The bottom line is that I neither recommend you to short nor to purchase Darden. Instead, I recommend you to sell DRI if it constitutes a significant percent in your portfolio. As I learned from other accomplished fellow SA contributors whose wisdom span beyond that of my own, it is prudent to take profits from Darden and to reallocate it to better investing opportunities available. This way, you could benefit from the power of compounding growth. However, if you decided to hold on Darden in seeing how this story would play out (or if you decided to short the stock) … I suggest that you keep an eye on the company's same stores sale growth, the addition of new stores, and the company's turnaround efforts. It is also critical to monitor the "friction" between the management and the aforementioned activist hedge funds. Lastly, if you have an excellent plan to help rejuvenate the company, I highly recommend you to draft/to send your letter to the management and the activist hedge funds. I would be happy to help you edit your letters.

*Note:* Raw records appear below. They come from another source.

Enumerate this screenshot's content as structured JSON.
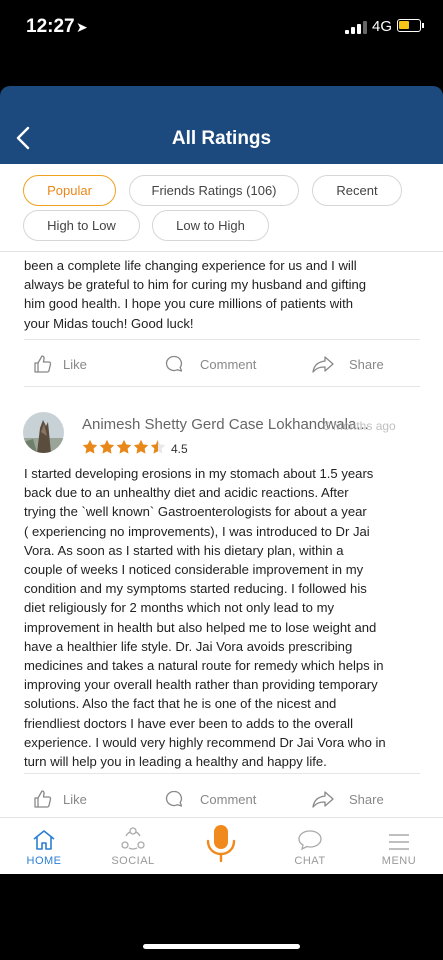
{
  "status_bar": {
    "time": "12:27",
    "network": "4G",
    "signal_bars": 3,
    "battery_level": 0.4,
    "battery_color": "#f5c518"
  },
  "header": {
    "back_icon": "chevron-left-icon",
    "title": "All Ratings",
    "background": "#1d4a7e"
  },
  "filters": [
    {
      "label": "Popular",
      "active": true
    },
    {
      "label": "Friends Ratings (106)",
      "active": false
    },
    {
      "label": "Recent",
      "active": false
    },
    {
      "label": "High to Low",
      "active": false
    },
    {
      "label": "Low to High",
      "active": false
    }
  ],
  "reviews": [
    {
      "lines": [
        "been a complete life changing experience for us and I will",
        "always be grateful to him for curing my husband and gifting",
        "him good health.  I hope you cure millions of patients with",
        "your Midas touch! Good luck!"
      ],
      "actions": {
        "like": "Like",
        "comment": "Comment",
        "share": "Share"
      }
    },
    {
      "reviewer": "Animesh Shetty Gerd Case Lokhandwala...",
      "time": "6 Months ago",
      "rating": 4.5,
      "rating_text": "4.5",
      "lines": [
        "I started developing erosions in my stomach about 1.5 years",
        "back due to an unhealthy diet and acidic reactions. After",
        "trying the `well known` Gastroenterologists for about a year",
        "( experiencing no improvements), I was introduced to Dr Jai",
        "Vora. As soon as I started with his dietary plan, within a",
        "couple of weeks I noticed considerable improvement in my",
        "condition and my symptoms started reducing. I followed his",
        "diet religiously for 2 months which not only lead to my",
        "improvement in health but also helped me to lose weight and",
        "have a healthier life style. Dr. Jai Vora avoids prescribing",
        "medicines and takes a natural route for remedy which helps in",
        "improving your overall health rather than providing temporary",
        "solutions. Also the fact that he is one of the nicest and",
        "friendliest doctors I have ever been to adds to the overall",
        "experience. I would very highly recommend Dr Jai Vora who in",
        "turn will help you in leading a healthy and happy life."
      ],
      "actions": {
        "like": "Like",
        "comment": "Comment",
        "share": "Share"
      }
    }
  ],
  "bottom_nav": [
    {
      "label": "HOME",
      "icon": "home-icon",
      "active": true
    },
    {
      "label": "SOCIAL",
      "icon": "social-icon",
      "active": false
    },
    {
      "label": "",
      "icon": "microphone-icon",
      "active": false
    },
    {
      "label": "CHAT",
      "icon": "chat-icon",
      "active": false
    },
    {
      "label": "MENU",
      "icon": "menu-icon",
      "active": false
    }
  ],
  "colors": {
    "accent_orange": "#f0a21f",
    "star_color": "#e8881a",
    "active_nav": "#2a7fd4"
  }
}
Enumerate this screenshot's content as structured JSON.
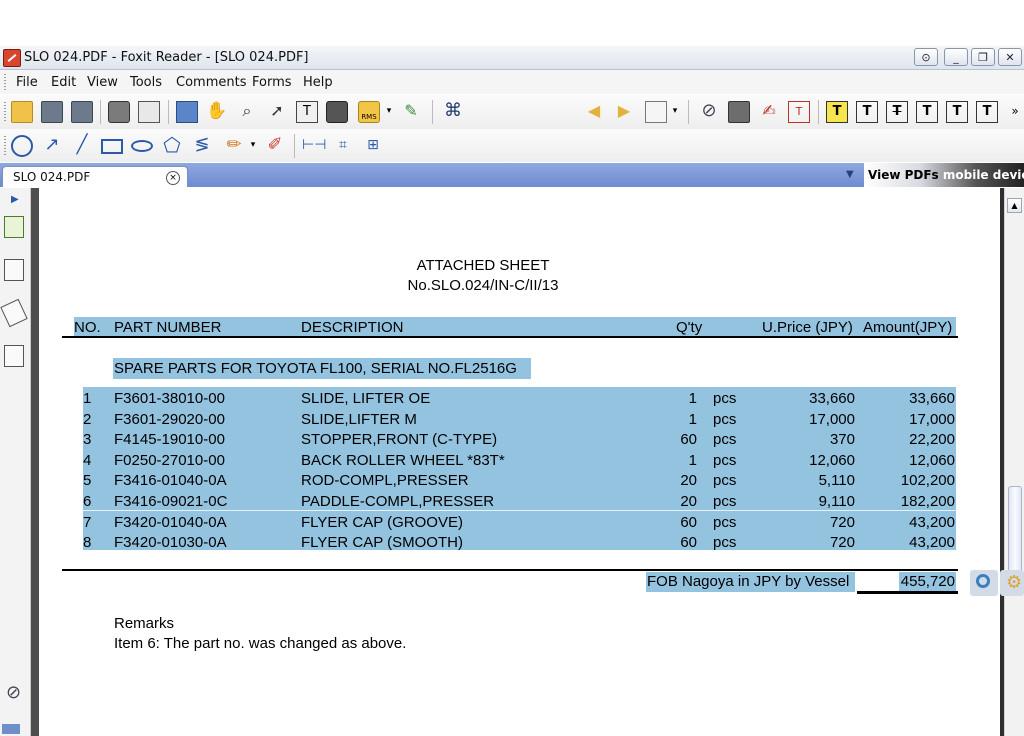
{
  "window": {
    "title": "SLO 024.PDF - Foxit Reader - [SLO 024.PDF]",
    "controls": {
      "restore_icon": "restore-icon",
      "minimize": "_",
      "maximize": "❐",
      "close": "✕"
    }
  },
  "menu": [
    "File",
    "Edit",
    "View",
    "Tools",
    "Comments",
    "Forms",
    "Help"
  ],
  "toolbar": {
    "search_placeholder": "",
    "overflow": "»"
  },
  "tabs": {
    "active_label": "SLO 024.PDF",
    "close": "×",
    "promo_a": "View PDFs",
    "promo_b": " mobile devices"
  },
  "document": {
    "title": "ATTACHED SHEET",
    "ref": "No.SLO.024/IN-C/II/13",
    "columns": {
      "no": "NO.",
      "part": "PART NUMBER",
      "desc": "DESCRIPTION",
      "qty": "Q'ty",
      "price": "U.Price (JPY)",
      "amount": "Amount(JPY)"
    },
    "section": "SPARE PARTS FOR TOYOTA FL100, SERIAL NO.FL2516G",
    "rows": [
      {
        "no": "1",
        "part": "F3601-38010-00",
        "desc": "SLIDE, LIFTER OE",
        "qty": "1",
        "unit": "pcs",
        "price": "33,660",
        "amount": "33,660"
      },
      {
        "no": "2",
        "part": "F3601-29020-00",
        "desc": "SLIDE,LIFTER M",
        "qty": "1",
        "unit": "pcs",
        "price": "17,000",
        "amount": "17,000"
      },
      {
        "no": "3",
        "part": "F4145-19010-00",
        "desc": "STOPPER,FRONT (C-TYPE)",
        "qty": "60",
        "unit": "pcs",
        "price": "370",
        "amount": "22,200"
      },
      {
        "no": "4",
        "part": "F0250-27010-00",
        "desc": "BACK ROLLER WHEEL *83T*",
        "qty": "1",
        "unit": "pcs",
        "price": "12,060",
        "amount": "12,060"
      },
      {
        "no": "5",
        "part": "F3416-01040-0A",
        "desc": "ROD-COMPL,PRESSER",
        "qty": "20",
        "unit": "pcs",
        "price": "5,110",
        "amount": "102,200"
      },
      {
        "no": "6",
        "part": "F3416-09021-0C",
        "desc": "PADDLE-COMPL,PRESSER",
        "qty": "20",
        "unit": "pcs",
        "price": "9,110",
        "amount": "182,200"
      },
      {
        "no": "7",
        "part": "F3420-01040-0A",
        "desc": "FLYER CAP (GROOVE)",
        "qty": "60",
        "unit": "pcs",
        "price": "720",
        "amount": "43,200"
      },
      {
        "no": "8",
        "part": "F3420-01030-0A",
        "desc": "FLYER CAP (SMOOTH)",
        "qty": "60",
        "unit": "pcs",
        "price": "720",
        "amount": "43,200"
      }
    ],
    "total_label": "FOB Nagoya in JPY by Vessel",
    "total_value": "455,720",
    "remarks_title": "Remarks",
    "remarks_text": "Item 6: The part no. was changed as above."
  },
  "colors": {
    "highlight": "#94c3e0",
    "tabstrip": "#7b96d6",
    "frame": "#4e4e4e"
  }
}
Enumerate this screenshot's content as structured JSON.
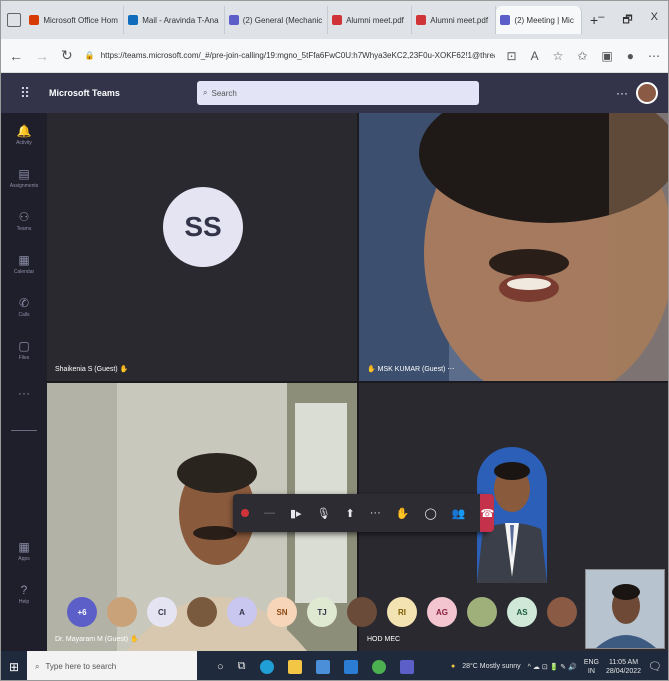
{
  "browser": {
    "tabs": [
      {
        "label": "Microsoft Office Hom",
        "color": "#d83b01",
        "active": false
      },
      {
        "label": "Mail - Aravinda T-Ana",
        "color": "#0f6cbd",
        "active": false
      },
      {
        "label": "(2) General (Mechanic",
        "color": "#5b5fc7",
        "active": false
      },
      {
        "label": "Alumni meet.pdf",
        "color": "#d13438",
        "active": false
      },
      {
        "label": "Alumni meet.pdf",
        "color": "#d13438",
        "active": false
      },
      {
        "label": "(2) Meeting | Mic",
        "color": "#5b5fc7",
        "active": true
      }
    ],
    "new_tab": "+",
    "minimize": "–",
    "restore": "🗗",
    "close": "X",
    "url": "https://teams.microsoft.com/_#/pre-join-calling/19:mgno_5tFfa6FwC0U:h7Whya3eKC2,23F0u-XOKF62!1@thread.tacv2"
  },
  "teams": {
    "app_title": "Microsoft Teams",
    "search_placeholder": "Search",
    "rail": [
      {
        "label": "Activity",
        "icon": "🔔"
      },
      {
        "label": "Assignments",
        "icon": "▤"
      },
      {
        "label": "Teams",
        "icon": "⚇"
      },
      {
        "label": "Calendar",
        "icon": "▦"
      },
      {
        "label": "Calls",
        "icon": "✆"
      },
      {
        "label": "Files",
        "icon": "▢"
      }
    ],
    "rail_bottom": [
      {
        "label": "Apps",
        "icon": "▦"
      },
      {
        "label": "Help",
        "icon": "?"
      }
    ]
  },
  "tiles": [
    {
      "initials": "SS",
      "name": "Shaikenia S (Guest)"
    },
    {
      "name": "MSK KUMAR (Guest)"
    },
    {
      "name": "Dr. Mayaram M (Guest)"
    },
    {
      "name": "HOD MEC"
    }
  ],
  "controls": {
    "more": "···",
    "hangup": "☎"
  },
  "roster": [
    {
      "label": "+6",
      "bg": "#5b5fc7",
      "fg": "#ffffff"
    },
    {
      "label": "",
      "bg": "#c9a27a",
      "fg": "#33344a"
    },
    {
      "label": "CI",
      "bg": "#e5e4f2",
      "fg": "#33344a"
    },
    {
      "label": "",
      "bg": "#7a5a3f",
      "fg": "#33344a"
    },
    {
      "label": "A",
      "bg": "#c9c6f0",
      "fg": "#33344a"
    },
    {
      "label": "SN",
      "bg": "#f6d5b8",
      "fg": "#8a4b16"
    },
    {
      "label": "TJ",
      "bg": "#dfe8d0",
      "fg": "#33344a"
    },
    {
      "label": "",
      "bg": "#6a4a38",
      "fg": "#33344a"
    },
    {
      "label": "RI",
      "bg": "#f4e3b2",
      "fg": "#7a5a00"
    },
    {
      "label": "AG",
      "bg": "#f2c5d0",
      "fg": "#8a2040"
    },
    {
      "label": "",
      "bg": "#9fb07a",
      "fg": "#33344a"
    },
    {
      "label": "AS",
      "bg": "#cfe8d8",
      "fg": "#1e5b3a"
    },
    {
      "label": "",
      "bg": "#8a5a44",
      "fg": "#33344a"
    }
  ],
  "taskbar": {
    "search_placeholder": "Type here to search",
    "weather": "28°C Mostly sunny",
    "lang": "ENG",
    "lang2": "IN",
    "time": "11:05 AM",
    "date": "28/04/2022"
  }
}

"Integrity, Ingenuity, Essence … Essentially All Else Follows"
Disclosure: I am long CMG, PNRA. I wrote this article myself, and it expresses my own opinions. I am not receiving compensation for it (other than from Seeking Alpha). I have no business relationship with any company whose stock is mentioned in this article. I would like to thank TP for helping me draft up this research. TP analysis has been dead-on accurate thus far. I also wanted to show my gratitude to Peter Lynch for his generosity in sharing his wisdom through his books. Lastly, I would like to show my appreciation to my readers for you guys are the reasons that I write.